▶ **EXERCISE BRIEF**: Only the count should appear in your answer: how many lines of the data below contain the word "items"?

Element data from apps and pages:
[Start of Attachment]

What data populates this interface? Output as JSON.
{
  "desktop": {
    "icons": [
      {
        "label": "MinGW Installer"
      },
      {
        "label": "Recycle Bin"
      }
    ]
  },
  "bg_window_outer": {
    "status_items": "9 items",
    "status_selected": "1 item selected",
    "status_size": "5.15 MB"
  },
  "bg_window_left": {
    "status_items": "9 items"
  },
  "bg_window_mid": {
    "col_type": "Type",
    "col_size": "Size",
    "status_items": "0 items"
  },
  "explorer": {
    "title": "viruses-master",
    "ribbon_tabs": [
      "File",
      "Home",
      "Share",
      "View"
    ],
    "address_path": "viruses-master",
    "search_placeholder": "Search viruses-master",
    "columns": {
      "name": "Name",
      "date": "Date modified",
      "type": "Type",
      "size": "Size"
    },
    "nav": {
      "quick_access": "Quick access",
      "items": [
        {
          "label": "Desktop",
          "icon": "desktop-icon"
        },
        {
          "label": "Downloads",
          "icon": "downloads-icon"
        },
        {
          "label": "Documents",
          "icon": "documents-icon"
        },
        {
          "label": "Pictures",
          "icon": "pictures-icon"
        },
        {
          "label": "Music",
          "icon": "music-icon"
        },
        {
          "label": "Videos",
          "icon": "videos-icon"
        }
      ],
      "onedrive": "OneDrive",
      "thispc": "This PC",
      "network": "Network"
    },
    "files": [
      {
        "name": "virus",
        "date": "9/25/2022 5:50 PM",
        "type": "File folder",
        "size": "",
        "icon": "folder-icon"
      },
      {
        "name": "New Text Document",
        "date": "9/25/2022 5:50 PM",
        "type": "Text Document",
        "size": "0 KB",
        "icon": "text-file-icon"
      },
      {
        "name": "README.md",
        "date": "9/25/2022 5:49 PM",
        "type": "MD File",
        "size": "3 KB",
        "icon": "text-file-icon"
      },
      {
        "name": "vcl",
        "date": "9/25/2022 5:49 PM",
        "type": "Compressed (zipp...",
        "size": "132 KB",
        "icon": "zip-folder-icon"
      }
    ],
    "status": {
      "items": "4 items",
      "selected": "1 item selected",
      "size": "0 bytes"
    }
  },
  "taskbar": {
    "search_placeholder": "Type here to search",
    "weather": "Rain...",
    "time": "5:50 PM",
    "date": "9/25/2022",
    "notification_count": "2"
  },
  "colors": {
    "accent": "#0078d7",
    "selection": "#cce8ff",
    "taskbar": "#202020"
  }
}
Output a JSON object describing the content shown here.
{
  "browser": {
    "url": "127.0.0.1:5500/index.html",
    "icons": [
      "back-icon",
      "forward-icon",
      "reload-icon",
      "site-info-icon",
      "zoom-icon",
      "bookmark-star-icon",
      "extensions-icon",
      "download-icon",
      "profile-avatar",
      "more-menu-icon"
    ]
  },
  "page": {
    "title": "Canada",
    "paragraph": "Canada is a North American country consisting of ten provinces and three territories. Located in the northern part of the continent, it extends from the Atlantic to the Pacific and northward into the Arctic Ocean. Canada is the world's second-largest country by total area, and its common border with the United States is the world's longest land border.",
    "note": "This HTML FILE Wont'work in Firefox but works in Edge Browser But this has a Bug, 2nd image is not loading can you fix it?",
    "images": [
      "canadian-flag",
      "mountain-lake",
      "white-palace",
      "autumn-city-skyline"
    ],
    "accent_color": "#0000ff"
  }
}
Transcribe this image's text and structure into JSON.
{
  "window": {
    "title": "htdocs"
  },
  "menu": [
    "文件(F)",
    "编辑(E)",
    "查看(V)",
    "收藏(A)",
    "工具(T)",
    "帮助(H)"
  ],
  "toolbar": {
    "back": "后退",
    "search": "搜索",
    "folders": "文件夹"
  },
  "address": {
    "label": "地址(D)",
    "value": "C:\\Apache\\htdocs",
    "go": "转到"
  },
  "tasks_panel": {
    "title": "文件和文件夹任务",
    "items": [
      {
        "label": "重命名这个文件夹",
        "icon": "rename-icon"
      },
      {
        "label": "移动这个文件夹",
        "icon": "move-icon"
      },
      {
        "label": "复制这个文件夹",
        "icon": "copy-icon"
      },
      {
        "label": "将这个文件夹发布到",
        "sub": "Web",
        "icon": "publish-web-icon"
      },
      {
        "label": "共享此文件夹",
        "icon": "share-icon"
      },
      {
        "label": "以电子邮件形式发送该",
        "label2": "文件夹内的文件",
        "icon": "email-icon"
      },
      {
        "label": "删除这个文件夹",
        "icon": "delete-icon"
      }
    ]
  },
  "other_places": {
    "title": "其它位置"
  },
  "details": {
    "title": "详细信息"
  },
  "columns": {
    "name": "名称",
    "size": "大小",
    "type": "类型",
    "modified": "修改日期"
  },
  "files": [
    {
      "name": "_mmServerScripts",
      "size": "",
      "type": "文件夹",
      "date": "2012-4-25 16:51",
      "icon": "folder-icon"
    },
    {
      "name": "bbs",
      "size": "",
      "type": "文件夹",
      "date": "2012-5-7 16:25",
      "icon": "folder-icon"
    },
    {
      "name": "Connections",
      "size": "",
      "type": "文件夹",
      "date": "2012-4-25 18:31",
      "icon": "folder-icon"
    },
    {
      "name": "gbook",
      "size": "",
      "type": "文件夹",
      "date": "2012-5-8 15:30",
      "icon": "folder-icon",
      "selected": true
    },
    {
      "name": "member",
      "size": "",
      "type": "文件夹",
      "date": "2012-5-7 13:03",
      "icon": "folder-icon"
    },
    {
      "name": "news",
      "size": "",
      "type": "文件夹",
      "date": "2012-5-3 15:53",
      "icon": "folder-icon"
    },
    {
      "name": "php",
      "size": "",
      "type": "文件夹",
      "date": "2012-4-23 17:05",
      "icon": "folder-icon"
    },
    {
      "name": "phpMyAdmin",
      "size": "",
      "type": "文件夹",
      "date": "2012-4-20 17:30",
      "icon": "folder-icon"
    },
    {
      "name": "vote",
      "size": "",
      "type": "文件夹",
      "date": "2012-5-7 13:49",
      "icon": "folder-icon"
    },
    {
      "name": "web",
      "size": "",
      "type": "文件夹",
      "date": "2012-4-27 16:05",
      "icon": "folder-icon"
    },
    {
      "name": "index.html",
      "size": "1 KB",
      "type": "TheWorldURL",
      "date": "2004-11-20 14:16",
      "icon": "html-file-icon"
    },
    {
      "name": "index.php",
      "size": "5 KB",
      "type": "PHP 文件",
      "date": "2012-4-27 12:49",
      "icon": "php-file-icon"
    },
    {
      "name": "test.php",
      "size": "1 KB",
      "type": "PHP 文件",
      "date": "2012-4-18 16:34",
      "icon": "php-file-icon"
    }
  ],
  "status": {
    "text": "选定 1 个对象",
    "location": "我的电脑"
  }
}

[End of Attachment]

▶ **ANSWER SECTION**: 6